= Task brief =
Scan the entries for the word "hareketli" and return every line that has it.

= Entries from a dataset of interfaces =
== Segment start ==

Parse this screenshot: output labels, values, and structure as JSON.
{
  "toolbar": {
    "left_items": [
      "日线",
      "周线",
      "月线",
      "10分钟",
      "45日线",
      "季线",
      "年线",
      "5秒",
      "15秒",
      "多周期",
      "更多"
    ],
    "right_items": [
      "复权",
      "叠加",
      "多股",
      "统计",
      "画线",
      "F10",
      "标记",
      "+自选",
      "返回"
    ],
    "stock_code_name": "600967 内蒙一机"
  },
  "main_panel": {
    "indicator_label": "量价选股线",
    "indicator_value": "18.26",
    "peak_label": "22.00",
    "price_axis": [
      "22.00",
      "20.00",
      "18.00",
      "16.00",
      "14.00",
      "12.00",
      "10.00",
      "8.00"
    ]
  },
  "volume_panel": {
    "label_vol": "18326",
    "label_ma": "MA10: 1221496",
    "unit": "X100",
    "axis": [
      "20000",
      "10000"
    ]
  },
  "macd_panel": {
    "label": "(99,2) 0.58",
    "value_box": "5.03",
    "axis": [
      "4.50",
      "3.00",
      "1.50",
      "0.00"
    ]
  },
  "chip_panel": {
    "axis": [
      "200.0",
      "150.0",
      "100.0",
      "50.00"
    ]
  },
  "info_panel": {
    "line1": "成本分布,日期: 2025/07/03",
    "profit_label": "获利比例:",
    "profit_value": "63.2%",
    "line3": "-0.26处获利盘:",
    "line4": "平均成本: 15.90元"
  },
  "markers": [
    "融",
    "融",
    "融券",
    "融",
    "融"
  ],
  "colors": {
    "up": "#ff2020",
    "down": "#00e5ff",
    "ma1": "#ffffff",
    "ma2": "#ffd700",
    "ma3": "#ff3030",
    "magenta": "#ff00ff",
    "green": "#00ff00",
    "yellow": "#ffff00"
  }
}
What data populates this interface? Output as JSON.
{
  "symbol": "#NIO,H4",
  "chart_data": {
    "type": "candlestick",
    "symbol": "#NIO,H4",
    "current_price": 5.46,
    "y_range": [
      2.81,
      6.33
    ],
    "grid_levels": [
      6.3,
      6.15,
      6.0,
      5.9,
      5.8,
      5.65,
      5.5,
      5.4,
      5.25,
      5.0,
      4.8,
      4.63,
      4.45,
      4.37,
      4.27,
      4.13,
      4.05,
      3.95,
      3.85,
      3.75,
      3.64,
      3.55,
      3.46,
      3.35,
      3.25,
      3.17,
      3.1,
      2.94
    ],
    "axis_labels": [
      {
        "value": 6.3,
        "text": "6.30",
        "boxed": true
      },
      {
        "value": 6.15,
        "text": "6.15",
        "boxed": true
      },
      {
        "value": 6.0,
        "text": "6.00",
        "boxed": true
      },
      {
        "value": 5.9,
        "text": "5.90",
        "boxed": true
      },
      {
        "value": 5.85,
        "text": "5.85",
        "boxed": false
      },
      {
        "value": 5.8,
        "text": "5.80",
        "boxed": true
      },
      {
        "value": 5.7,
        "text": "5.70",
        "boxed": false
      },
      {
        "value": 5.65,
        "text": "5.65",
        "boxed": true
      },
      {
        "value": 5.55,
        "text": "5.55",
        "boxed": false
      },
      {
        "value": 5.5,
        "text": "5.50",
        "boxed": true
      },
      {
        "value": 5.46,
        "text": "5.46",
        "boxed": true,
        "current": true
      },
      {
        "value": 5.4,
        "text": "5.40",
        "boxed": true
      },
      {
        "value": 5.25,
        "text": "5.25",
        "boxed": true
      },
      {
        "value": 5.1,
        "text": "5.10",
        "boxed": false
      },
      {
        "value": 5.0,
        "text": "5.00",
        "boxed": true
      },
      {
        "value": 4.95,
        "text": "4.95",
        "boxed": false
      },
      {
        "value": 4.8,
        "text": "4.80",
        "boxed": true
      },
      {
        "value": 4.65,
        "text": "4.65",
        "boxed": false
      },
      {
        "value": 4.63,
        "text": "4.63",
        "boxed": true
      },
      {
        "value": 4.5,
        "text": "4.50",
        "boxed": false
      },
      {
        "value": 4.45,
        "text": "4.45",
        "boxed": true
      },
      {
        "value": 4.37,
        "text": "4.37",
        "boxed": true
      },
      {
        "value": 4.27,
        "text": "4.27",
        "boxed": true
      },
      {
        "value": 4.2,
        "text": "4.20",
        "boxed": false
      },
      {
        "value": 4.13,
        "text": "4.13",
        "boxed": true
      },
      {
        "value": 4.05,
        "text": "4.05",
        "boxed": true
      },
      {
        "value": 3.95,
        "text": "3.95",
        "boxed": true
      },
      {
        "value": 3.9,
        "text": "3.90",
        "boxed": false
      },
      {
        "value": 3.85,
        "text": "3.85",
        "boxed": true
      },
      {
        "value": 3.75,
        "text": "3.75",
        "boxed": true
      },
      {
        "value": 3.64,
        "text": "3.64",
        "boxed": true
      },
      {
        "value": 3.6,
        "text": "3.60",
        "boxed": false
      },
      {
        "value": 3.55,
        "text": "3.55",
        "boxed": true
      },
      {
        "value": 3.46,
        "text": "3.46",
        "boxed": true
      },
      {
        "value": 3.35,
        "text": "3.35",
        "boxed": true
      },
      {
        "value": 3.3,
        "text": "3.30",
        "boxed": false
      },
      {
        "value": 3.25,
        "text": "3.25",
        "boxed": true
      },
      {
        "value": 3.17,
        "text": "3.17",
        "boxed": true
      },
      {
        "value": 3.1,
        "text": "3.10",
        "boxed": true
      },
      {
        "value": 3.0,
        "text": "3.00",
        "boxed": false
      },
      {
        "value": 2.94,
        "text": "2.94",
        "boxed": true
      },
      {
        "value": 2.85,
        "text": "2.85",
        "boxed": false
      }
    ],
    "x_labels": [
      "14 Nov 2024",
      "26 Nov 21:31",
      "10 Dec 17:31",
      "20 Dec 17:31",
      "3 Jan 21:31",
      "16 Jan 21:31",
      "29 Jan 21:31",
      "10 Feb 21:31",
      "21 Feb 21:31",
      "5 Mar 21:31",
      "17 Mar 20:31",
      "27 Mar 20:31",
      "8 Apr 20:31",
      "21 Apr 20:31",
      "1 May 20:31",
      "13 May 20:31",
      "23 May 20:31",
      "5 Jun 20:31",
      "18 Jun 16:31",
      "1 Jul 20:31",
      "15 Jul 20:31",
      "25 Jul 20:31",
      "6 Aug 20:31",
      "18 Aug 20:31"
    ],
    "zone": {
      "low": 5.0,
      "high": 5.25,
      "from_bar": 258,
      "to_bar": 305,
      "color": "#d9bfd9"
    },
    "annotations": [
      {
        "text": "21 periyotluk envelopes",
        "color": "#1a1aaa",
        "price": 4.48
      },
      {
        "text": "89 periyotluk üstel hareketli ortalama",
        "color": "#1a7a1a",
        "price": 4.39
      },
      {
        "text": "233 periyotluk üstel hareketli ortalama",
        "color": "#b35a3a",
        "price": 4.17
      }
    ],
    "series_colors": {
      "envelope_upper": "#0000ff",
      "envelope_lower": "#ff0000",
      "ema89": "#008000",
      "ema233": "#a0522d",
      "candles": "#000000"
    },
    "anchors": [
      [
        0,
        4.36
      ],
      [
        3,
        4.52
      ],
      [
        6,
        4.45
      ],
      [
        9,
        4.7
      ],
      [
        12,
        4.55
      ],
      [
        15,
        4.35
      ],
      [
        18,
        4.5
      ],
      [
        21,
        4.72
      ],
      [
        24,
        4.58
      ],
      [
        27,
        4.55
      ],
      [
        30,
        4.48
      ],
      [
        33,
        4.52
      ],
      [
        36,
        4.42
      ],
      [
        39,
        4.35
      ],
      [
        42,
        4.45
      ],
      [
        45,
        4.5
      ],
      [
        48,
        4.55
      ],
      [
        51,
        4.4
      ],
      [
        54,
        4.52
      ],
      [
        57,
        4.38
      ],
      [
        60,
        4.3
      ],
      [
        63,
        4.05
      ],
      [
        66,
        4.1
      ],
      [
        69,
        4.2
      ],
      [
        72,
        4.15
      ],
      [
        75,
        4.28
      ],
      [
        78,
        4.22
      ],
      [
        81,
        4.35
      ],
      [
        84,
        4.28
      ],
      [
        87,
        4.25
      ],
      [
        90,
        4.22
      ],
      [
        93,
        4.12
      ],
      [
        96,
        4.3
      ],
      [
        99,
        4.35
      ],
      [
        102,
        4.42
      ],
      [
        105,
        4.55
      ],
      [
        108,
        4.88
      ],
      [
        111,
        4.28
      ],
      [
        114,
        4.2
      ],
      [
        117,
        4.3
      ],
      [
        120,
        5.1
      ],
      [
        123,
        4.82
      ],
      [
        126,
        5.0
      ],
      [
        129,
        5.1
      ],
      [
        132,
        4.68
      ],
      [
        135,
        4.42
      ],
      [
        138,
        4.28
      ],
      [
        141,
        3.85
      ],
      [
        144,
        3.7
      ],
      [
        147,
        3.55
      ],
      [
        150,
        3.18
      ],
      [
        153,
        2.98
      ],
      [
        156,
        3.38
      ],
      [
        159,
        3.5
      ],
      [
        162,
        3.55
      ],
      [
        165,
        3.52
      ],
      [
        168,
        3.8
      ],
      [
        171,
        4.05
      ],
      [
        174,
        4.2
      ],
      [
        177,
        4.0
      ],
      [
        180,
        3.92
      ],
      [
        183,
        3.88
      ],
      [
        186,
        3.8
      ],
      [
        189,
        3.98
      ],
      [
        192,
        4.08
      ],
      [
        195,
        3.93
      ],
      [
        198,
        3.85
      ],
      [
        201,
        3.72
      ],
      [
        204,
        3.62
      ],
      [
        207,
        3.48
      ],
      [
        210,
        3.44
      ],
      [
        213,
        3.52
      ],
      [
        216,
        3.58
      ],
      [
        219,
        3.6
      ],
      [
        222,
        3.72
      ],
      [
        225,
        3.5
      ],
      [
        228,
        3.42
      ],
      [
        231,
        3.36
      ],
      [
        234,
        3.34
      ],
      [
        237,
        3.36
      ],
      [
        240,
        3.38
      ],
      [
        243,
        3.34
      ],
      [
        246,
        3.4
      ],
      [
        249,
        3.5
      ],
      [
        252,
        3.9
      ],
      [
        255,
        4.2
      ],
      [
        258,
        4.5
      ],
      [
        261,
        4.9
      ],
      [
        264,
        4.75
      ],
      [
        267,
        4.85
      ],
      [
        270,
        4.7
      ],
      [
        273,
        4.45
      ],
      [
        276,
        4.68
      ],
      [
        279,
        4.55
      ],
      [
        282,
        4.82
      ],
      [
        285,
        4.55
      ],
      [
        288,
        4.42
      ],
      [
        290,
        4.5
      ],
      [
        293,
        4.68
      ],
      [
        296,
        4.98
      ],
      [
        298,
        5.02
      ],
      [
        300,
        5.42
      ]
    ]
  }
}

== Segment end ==

= Reply to the task =
        "text": "89 periyotluk üstel hareketli ortalama",
        "text": "233 periyotluk üstel hareketli ortalama",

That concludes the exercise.